* [Exercise brief]:
Report each line of the listing below that holds "Voice".

+++

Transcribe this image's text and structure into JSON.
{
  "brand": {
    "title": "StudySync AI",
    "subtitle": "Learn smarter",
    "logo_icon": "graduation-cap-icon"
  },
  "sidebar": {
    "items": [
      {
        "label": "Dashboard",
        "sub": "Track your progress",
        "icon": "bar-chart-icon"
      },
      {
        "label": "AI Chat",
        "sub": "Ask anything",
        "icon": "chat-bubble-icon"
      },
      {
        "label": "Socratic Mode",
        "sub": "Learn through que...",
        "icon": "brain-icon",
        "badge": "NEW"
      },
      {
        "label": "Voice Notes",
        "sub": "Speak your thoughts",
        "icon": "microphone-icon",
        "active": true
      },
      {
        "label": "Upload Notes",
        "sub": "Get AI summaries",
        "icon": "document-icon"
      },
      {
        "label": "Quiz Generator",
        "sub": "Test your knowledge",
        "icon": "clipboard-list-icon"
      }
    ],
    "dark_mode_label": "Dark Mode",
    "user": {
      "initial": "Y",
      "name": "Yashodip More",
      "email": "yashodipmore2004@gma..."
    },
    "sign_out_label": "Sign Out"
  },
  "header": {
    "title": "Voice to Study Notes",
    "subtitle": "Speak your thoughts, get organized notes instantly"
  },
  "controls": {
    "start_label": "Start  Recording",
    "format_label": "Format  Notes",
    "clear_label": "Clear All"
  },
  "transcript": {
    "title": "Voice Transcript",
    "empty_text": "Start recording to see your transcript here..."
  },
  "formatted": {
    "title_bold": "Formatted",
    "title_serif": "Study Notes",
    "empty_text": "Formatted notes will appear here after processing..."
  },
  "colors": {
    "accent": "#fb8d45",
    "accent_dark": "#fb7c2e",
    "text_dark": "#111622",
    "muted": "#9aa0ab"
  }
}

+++

* [Answer space]:
        "label": "Voice Notes",
    "title": "Voice to Study Notes",
    "title": "Voice Transcript",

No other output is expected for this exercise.